*Work instruction:* From the listing below, extract every line containing "Ctrl".

*Given data:*
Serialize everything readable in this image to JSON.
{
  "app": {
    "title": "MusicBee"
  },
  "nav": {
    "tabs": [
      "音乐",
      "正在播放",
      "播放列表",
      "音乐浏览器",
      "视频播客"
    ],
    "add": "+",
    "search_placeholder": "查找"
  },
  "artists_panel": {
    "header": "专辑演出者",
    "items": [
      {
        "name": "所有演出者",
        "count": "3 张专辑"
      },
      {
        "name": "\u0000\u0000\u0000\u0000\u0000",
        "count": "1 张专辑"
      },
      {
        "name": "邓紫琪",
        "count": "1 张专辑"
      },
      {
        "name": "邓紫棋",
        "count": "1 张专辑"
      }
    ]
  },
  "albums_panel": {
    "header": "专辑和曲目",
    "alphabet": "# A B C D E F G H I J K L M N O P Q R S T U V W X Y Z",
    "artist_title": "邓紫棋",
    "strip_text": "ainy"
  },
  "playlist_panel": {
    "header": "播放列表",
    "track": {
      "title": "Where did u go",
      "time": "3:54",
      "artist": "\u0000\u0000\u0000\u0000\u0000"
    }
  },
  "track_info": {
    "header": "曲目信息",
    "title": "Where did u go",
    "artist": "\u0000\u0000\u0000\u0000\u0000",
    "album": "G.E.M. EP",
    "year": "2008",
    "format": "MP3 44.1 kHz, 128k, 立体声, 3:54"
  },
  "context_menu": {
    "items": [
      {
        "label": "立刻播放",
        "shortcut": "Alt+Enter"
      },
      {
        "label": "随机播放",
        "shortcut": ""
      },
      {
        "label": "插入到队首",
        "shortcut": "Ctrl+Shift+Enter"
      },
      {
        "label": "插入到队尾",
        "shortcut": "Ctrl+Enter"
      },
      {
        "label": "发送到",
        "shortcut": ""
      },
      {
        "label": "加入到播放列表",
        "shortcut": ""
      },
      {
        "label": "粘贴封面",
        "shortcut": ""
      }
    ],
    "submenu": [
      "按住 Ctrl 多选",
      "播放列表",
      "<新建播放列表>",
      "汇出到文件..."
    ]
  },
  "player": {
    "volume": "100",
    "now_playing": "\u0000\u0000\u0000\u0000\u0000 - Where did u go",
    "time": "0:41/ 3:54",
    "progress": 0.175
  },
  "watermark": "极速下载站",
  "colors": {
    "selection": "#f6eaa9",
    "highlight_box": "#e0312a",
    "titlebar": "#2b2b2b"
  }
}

*Written reply:*
        "shortcut": "Ctrl+Shift+Enter"
        "shortcut": "Ctrl+Enter"
      "按住 Ctrl 多选",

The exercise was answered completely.